Many old regional chicken breeds in Germany are endangered of extinction. Their keeping is not economically viable even for organic farms, because the market is dominated by a few modern high-performance breeds bred especially for egg laying or meat production. In addition to the associated loss of biodiversity, there is the ethical problem of killing the male chicks from the laying lines. Solutions to these problems are now being sought by the "RegioHuhn" project, which is funded under the Federal Programme for Organic Farming and Other Forms of Sustainable Agriculture (BÖLN). The Information and Coordination Centre for Biological Diversity (IBV) of the Federal Office for Agriculture and Food (BLE) has supported the project development by bringing the various stakeholders together.
The three-year project will investigate the usability of six local and endangered chicken breeds, such as the Ostfriesische Möwe or the Mechelner Chicken, in organic farming. By means of cross-breeding, new dual-purpose chickens are to be bred on the basis of these old breeds, which are also suitable for economically viable husbandry in a regional agricultural practice. In this way, the Friedrich-Loeffler-Institute for Farm Animal Genetics in Mariensee (FLI-ING), together with the Bavarian State Institute for Agriculture (LfL/BaySG Kitzingen), the University of Bonn and the expert advisory service for Naturland, wants to show a new way for a more sustainable regional poultry production.
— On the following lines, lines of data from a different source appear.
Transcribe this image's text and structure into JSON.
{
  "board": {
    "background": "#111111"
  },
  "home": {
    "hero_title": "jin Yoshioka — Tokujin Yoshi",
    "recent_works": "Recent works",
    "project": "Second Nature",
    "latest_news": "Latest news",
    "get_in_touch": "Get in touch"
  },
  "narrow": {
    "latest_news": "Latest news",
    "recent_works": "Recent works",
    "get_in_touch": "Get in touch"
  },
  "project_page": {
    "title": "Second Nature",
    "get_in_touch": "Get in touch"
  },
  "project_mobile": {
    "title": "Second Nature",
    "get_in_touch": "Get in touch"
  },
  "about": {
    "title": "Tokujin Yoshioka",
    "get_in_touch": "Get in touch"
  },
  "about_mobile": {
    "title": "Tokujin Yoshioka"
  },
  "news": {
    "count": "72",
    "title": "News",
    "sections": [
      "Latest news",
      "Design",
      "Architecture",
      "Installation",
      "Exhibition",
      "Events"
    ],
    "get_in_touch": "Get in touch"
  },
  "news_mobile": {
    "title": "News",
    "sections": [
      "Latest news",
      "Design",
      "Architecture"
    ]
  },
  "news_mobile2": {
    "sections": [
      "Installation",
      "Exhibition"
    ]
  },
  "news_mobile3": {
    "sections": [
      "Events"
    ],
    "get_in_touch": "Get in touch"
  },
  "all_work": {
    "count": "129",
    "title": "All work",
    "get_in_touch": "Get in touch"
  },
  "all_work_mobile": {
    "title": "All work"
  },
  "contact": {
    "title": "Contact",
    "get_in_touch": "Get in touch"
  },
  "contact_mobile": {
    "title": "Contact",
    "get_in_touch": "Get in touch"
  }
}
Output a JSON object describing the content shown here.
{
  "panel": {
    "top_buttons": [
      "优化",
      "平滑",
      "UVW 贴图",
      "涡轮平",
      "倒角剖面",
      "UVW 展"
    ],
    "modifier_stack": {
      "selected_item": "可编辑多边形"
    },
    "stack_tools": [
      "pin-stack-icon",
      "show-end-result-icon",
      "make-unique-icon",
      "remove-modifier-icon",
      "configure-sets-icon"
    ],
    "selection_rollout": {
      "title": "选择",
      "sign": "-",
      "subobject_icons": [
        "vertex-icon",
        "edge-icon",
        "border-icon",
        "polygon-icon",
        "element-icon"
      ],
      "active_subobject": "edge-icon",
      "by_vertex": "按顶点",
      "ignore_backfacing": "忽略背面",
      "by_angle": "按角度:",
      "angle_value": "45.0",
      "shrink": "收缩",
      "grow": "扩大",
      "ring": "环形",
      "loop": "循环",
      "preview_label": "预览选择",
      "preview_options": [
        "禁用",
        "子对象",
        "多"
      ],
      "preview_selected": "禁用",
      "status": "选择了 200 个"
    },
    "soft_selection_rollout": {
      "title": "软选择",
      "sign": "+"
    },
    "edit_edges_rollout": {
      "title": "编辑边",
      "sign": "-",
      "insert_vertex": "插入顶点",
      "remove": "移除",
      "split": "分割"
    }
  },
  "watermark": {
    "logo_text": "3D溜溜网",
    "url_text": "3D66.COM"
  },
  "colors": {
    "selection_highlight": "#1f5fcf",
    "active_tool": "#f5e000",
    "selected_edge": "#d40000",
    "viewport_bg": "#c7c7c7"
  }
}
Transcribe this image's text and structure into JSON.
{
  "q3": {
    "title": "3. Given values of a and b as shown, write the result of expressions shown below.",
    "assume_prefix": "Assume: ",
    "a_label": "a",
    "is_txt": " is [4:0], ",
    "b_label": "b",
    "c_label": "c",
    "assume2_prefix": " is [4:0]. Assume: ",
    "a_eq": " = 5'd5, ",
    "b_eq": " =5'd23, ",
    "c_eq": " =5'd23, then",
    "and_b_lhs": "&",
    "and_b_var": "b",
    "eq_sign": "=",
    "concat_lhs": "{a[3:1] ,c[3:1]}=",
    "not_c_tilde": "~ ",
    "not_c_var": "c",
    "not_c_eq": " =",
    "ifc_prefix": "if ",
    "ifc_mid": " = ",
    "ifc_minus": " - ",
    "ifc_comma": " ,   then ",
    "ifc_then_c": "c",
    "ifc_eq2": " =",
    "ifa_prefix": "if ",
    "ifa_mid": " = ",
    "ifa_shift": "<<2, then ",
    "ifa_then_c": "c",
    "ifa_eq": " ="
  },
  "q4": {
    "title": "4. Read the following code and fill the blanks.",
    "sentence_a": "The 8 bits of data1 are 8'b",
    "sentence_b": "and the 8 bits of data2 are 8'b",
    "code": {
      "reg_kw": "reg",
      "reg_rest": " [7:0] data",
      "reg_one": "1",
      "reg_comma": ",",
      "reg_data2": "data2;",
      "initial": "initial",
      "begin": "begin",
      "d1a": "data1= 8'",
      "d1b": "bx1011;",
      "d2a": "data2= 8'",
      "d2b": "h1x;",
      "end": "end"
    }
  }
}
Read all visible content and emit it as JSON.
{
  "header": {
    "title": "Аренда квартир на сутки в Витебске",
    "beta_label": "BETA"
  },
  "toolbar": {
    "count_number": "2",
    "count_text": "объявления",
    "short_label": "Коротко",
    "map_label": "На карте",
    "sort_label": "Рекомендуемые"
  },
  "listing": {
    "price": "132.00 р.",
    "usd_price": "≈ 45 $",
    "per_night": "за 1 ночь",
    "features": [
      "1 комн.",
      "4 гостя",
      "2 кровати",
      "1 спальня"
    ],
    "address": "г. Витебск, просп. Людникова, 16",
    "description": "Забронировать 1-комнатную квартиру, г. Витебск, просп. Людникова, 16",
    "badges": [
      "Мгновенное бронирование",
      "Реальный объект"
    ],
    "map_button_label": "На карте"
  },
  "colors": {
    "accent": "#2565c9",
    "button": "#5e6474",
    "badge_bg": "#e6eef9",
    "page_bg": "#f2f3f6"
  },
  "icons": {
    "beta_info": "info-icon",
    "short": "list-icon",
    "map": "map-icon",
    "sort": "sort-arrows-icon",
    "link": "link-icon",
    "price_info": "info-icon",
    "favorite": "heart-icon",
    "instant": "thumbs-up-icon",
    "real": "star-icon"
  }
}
Preserving the diversity of regional breeds - ensuring the sustainability of poultry farming
"The diversity of local chicken breeds can best be preserved by using them," emphasizes project leader Prof. Dr. Steffen Weigend from the Friedrich-Loeffler-Institute. At FLI-ING, the focus of the investigations is on the local breeds of Ostfriesiche Möwen and Ramelsloher chicken, at LfL Kitzingen on the Altsteirer and Augsburger, and at the University of Bonn on the Bielefelder Kennhuhn and Mechelner. Private breeders support the project by providing hatching eggs.
These old breeds of chickens are characterised above all by their greater robustness, but as traditional dual-purpose chickens they lag far behind modern laying and fattening lines in terms of performance. Therefore, by crossing with animals from performance breeding, so-called utility crosses are to be found, which are subjected to a laying performance test as well as a fattening and slaughter performance test.
Testing husbandry and regional marketing in practice
"We hope to find dual-purpose chickens that perform well and are easy to keep", explains Werner Vogt-Kaute from the Naturland advisory service. In order to ensure that the project has practical relevance, various Naturland farms with poultry farming and direct marketing will be involved in the project. Naturland's farms are to test the performance of the animals and the marketing of regional products in practice.